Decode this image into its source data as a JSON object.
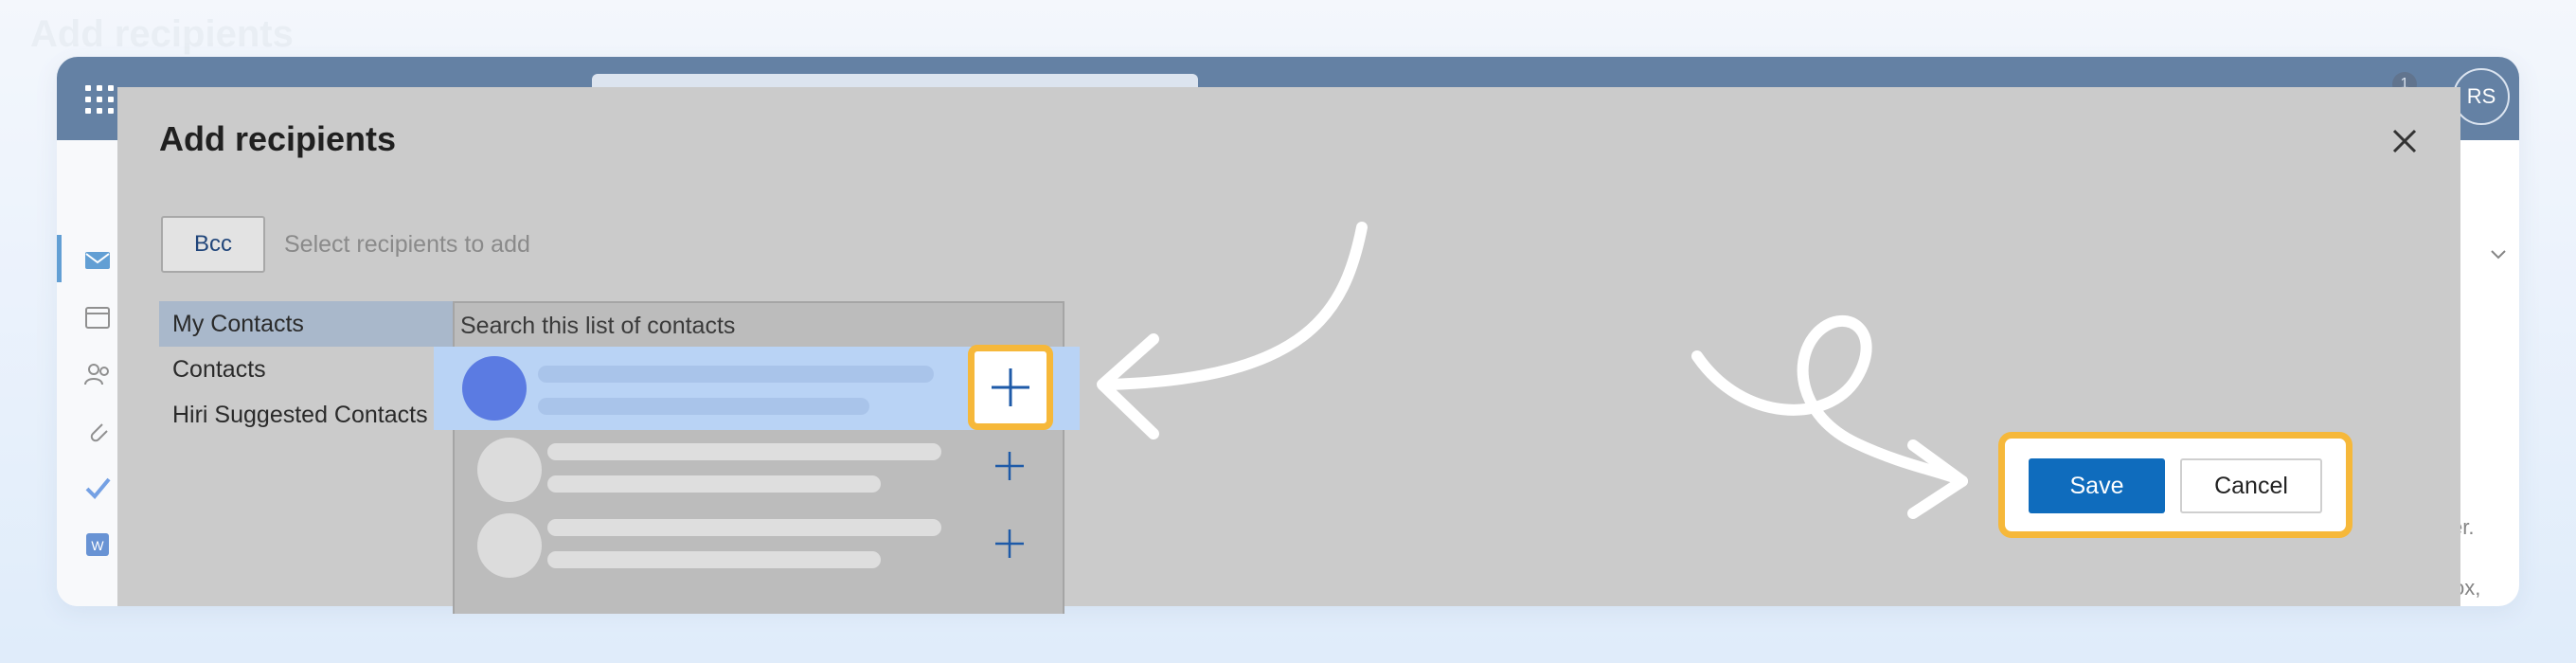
{
  "background": {
    "title": "Add recipients"
  },
  "app": {
    "user_initials": "RS",
    "notification_count": "1",
    "right_text_peek": "er.",
    "right_text_peek2": "ox,",
    "word_icon_letter": "W"
  },
  "dialog": {
    "title": "Add recipients",
    "bcc_label": "Bcc",
    "recipients_placeholder": "Select recipients to add",
    "sources": [
      {
        "label": "My Contacts",
        "selected": true
      },
      {
        "label": "Contacts",
        "selected": false
      },
      {
        "label": "Hiri Suggested Contacts",
        "selected": false
      }
    ],
    "contacts_search_placeholder": "Search this list of contacts",
    "save_label": "Save",
    "cancel_label": "Cancel"
  },
  "colors": {
    "topbar": "#123e73",
    "accent": "#0f6cbd",
    "highlight": "#f6b83a",
    "selected_row": "#b9d3f5"
  }
}
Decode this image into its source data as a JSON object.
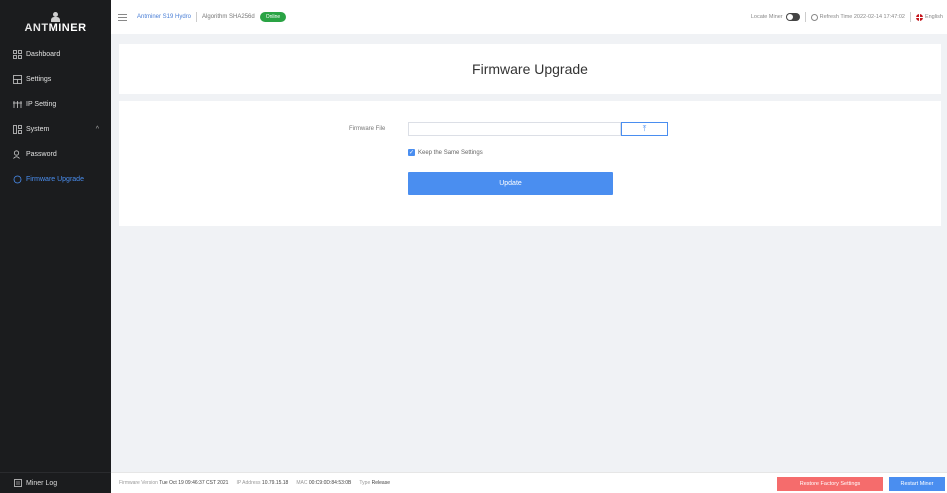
{
  "brand": {
    "prefix": "ANT",
    "highlight": "MINER"
  },
  "sidebar": {
    "items": [
      {
        "label": "Dashboard",
        "icon": "dashboard-icon"
      },
      {
        "label": "Settings",
        "icon": "settings-icon"
      },
      {
        "label": "IP Setting",
        "icon": "ip-setting-icon"
      },
      {
        "label": "System",
        "icon": "system-icon"
      },
      {
        "label": "Password",
        "icon": "password-icon"
      },
      {
        "label": "Firmware Upgrade",
        "icon": "firmware-icon"
      }
    ],
    "footer_label": "Miner Log"
  },
  "topbar": {
    "model": "Antminer S19 Hydro",
    "algorithm": "Algorithm SHA256d",
    "status": "Online",
    "locate_label": "Locate Miner",
    "refresh_label": "Refresh Time 2022-02-14 17:47:02",
    "language": "English"
  },
  "main": {
    "title": "Firmware Upgrade",
    "file_label": "Firmware File",
    "upload_icon": "⤒",
    "keep_label": "Keep the Same Settings",
    "update_label": "Update"
  },
  "footer": {
    "fw_label": "Firmware Version",
    "fw_value": "Tue Oct 19 09:46:37 CST 2021",
    "ip_label": "IP Address",
    "ip_value": "10.79.15.18",
    "mac_label": "MAC",
    "mac_value": "00:C9:0D:84:53:0B",
    "type_label": "Type",
    "type_value": "Release",
    "restore_label": "Restore Factory Settings",
    "restart_label": "Restart Miner"
  },
  "colors": {
    "accent": "#4a8ef0",
    "danger": "#f56c6c",
    "online": "#2aa344",
    "sidebar": "#1b1c1e"
  }
}
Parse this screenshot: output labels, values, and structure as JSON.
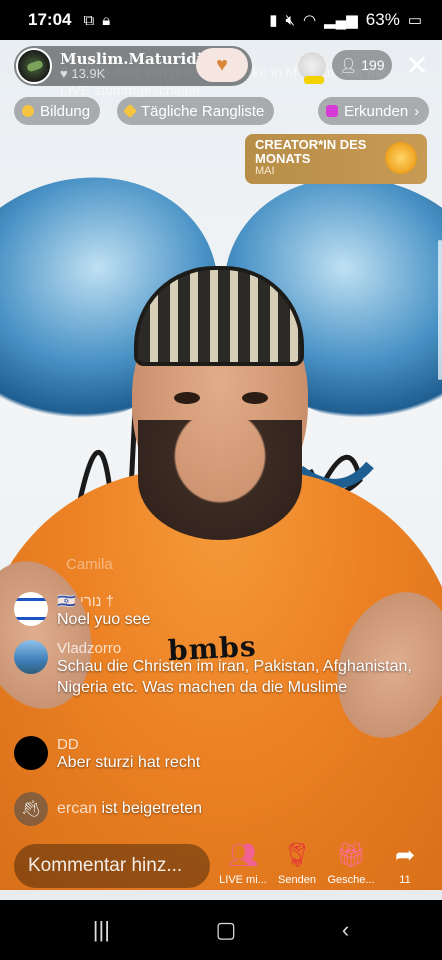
{
  "status_bar": {
    "time": "17:04",
    "battery": "63%"
  },
  "host": {
    "name": "Muslim.Maturidi",
    "likes": "13.9K"
  },
  "viewer_count": "199",
  "ghost_text": "Du 4 fre dest von di eser Mu erke in Moscan - for this LIVE stummgeschaltet",
  "chips": [
    {
      "label": "Bildung",
      "dot_color": "#f5c542"
    },
    {
      "label": "Tägliche Rangliste",
      "dot_color": "#f5c542"
    },
    {
      "label": "Erkunden",
      "dot_color": "#d63bd6"
    }
  ],
  "creator_card": {
    "title": "CREATOR*IN DES MONATS",
    "subtitle": "MAI"
  },
  "shirt_logo": "bmbs",
  "comments": [
    {
      "user": "Camila",
      "text": "",
      "avatar_color": "#888888",
      "faded": true
    },
    {
      "user": "🇮🇱 נורי †",
      "text": "Noel yuo see",
      "avatar_color": "#ffffff"
    },
    {
      "user": "Vladzorro",
      "text": "Schau die Christen im iran, Pakistan, Afghanistan, Nigeria etc. Was machen da die Muslime",
      "avatar_color": "#6fa7d8"
    },
    {
      "user": "DD",
      "text": "Aber sturzi hat recht",
      "avatar_color": "#000000"
    },
    {
      "user": "ercan",
      "text": "ist beigetreten",
      "avatar_color": "#444444"
    }
  ],
  "comment_input": {
    "placeholder": "Kommentar hinz..."
  },
  "actions": [
    {
      "label": "LIVE mi...",
      "icon": "people-icon",
      "color": "#f06292"
    },
    {
      "label": "Senden",
      "icon": "rose-icon",
      "color": "#e53935"
    },
    {
      "label": "Gesche...",
      "icon": "gift-icon",
      "color": "#ff6b9a"
    },
    {
      "label": "11",
      "icon": "share-icon",
      "color": "#ffffff"
    }
  ]
}
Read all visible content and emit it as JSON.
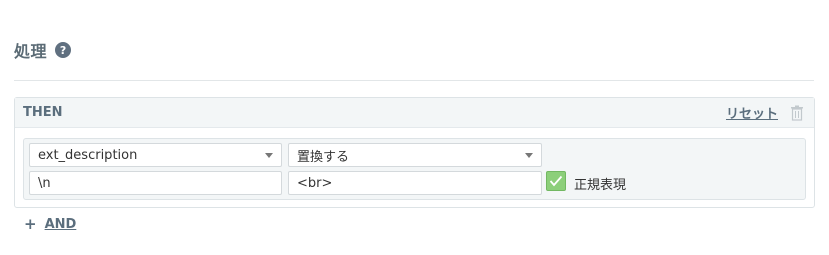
{
  "section": {
    "title": "処理",
    "help_symbol": "?"
  },
  "then_block": {
    "label": "THEN",
    "reset_label": "リセット",
    "trash_icon": "trash-icon"
  },
  "rule": {
    "field_select": {
      "value": "ext_description"
    },
    "action_select": {
      "value": "置換する"
    },
    "search_input": {
      "value": "\\n"
    },
    "replace_input": {
      "value": "<br>"
    },
    "regex_checkbox": {
      "checked": true,
      "label": "正規表現"
    }
  },
  "add_condition": {
    "plus_symbol": "+",
    "label": "AND"
  },
  "colors": {
    "accent": "#5b6e7d",
    "checkbox_green": "#8ccf7a",
    "panel_bg": "#f3f6f7"
  }
}
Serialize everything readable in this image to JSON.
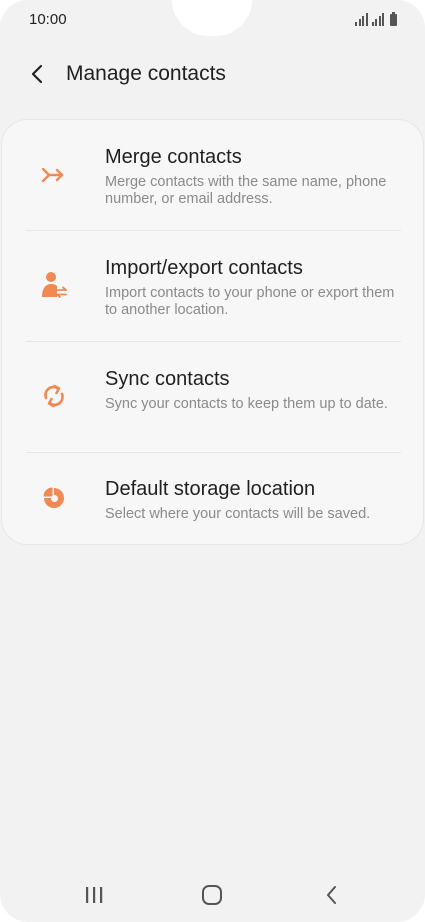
{
  "status_bar": {
    "time": "10:00"
  },
  "header": {
    "title": "Manage contacts",
    "back_icon": "chevron-left-icon"
  },
  "colors": {
    "accent": "#ef8a55",
    "background": "#f2f2f2",
    "card": "#f7f7f7",
    "title_text": "#1f1f1f",
    "secondary_text": "#8a8a8a"
  },
  "menu": {
    "items": [
      {
        "icon": "merge-arrows-icon",
        "title": "Merge contacts",
        "description": "Merge contacts with the same name, phone number, or email address."
      },
      {
        "icon": "person-transfer-icon",
        "title": "Import/export contacts",
        "description": "Import contacts to your phone or export them to another location."
      },
      {
        "icon": "sync-icon",
        "title": "Sync contacts",
        "description": "Sync your contacts to keep them up to date."
      },
      {
        "icon": "storage-pie-icon",
        "title": "Default storage location",
        "description": "Select where your contacts will be saved."
      }
    ]
  },
  "nav_bar": {
    "recents_icon": "recents-icon",
    "home_icon": "home-icon",
    "back_icon": "back-icon"
  }
}
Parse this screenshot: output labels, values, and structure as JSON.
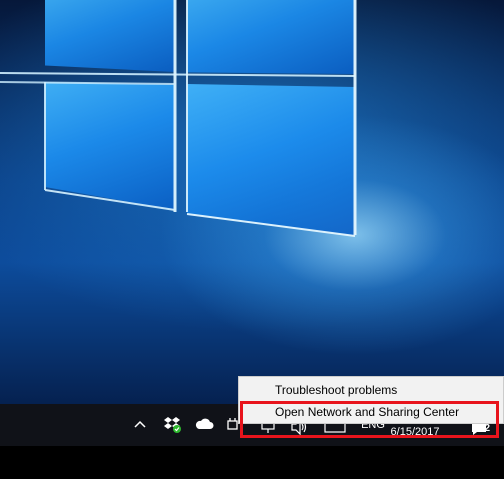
{
  "context_menu": {
    "items": [
      {
        "label": "Troubleshoot problems"
      },
      {
        "label": "Open Network and Sharing Center"
      }
    ]
  },
  "taskbar": {
    "tray": {
      "show_hidden_icon": "chevron-up-icon",
      "date": "6/15/2017",
      "language": "ENG",
      "notification_count": "2"
    }
  },
  "colors": {
    "highlight": "#e8141c",
    "taskbar": "#101218",
    "menu_background": "#f2f2f2"
  }
}
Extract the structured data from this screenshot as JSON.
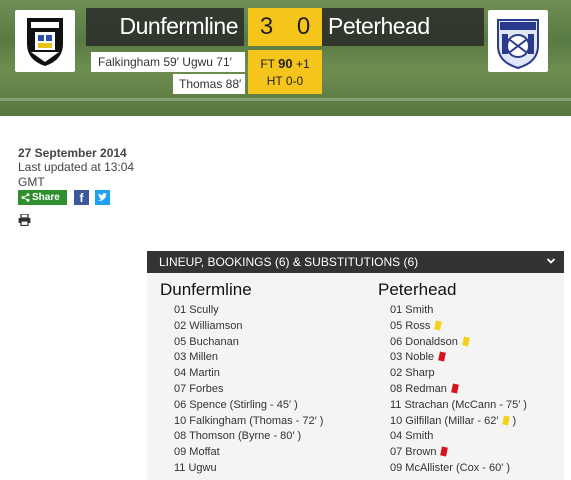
{
  "match": {
    "home_team": "Dunfermline",
    "away_team": "Peterhead",
    "home_score": "3",
    "away_score": "0",
    "home_crest_icon": "dunfermline-crest-icon",
    "away_crest_icon": "peterhead-crest-icon",
    "status": {
      "ft_label": "FT",
      "minutes": "90",
      "added": "+1",
      "half_time": "HT 0-0"
    },
    "home_scorers_line1": "Falkingham 59′   Ugwu 71′",
    "home_scorers_line2": "Thomas 88′"
  },
  "info": {
    "date": "27 September 2014",
    "updated": "Last updated at 13:04 GMT",
    "share_label": "Share",
    "facebook_label": "f"
  },
  "lineup": {
    "header": "LINEUP, BOOKINGS (6) & SUBSTITUTIONS (6)",
    "home": {
      "title": "Dunfermline",
      "players": [
        {
          "text": "01 Scully"
        },
        {
          "text": "02 Williamson"
        },
        {
          "text": "05 Buchanan"
        },
        {
          "text": "03 Millen"
        },
        {
          "text": "04 Martin"
        },
        {
          "text": "07 Forbes"
        },
        {
          "text": "06 Spence (Stirling - 45′ )"
        },
        {
          "text": "10 Falkingham (Thomas - 72′ )"
        },
        {
          "text": "08 Thomson (Byrne - 80′ )"
        },
        {
          "text": "09 Moffat"
        },
        {
          "text": "11 Ugwu"
        }
      ]
    },
    "away": {
      "title": "Peterhead",
      "players": [
        {
          "text": "01 Smith",
          "card": ""
        },
        {
          "text": "05 Ross",
          "card": "yellow"
        },
        {
          "text": "06 Donaldson",
          "card": "yellow"
        },
        {
          "text": "03 Noble",
          "card": "red"
        },
        {
          "text": "02 Sharp",
          "card": ""
        },
        {
          "text": "08 Redman",
          "card": "red"
        },
        {
          "text": "11 Strachan (McCann - 75′ )",
          "card": ""
        },
        {
          "text": "10 Gilfillan (Millar - 62′",
          "card": "yellow",
          "suffix": ")"
        },
        {
          "text": "04 Smith",
          "card": ""
        },
        {
          "text": "07 Brown",
          "card": "red"
        },
        {
          "text": "09 McAllister (Cox - 60′ )",
          "card": ""
        }
      ]
    }
  },
  "colors": {
    "score_bg": "#f6c51b",
    "bar_bg": "#333333",
    "share_green": "#2f8f2f",
    "yellow_card": "#f3d21a",
    "red_card": "#d7141d"
  }
}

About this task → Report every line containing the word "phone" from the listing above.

Exercise result →
        "description": "Merge contacts with the same name, phone number, or email address."
        "description": "Import contacts to your phone or export them to another location."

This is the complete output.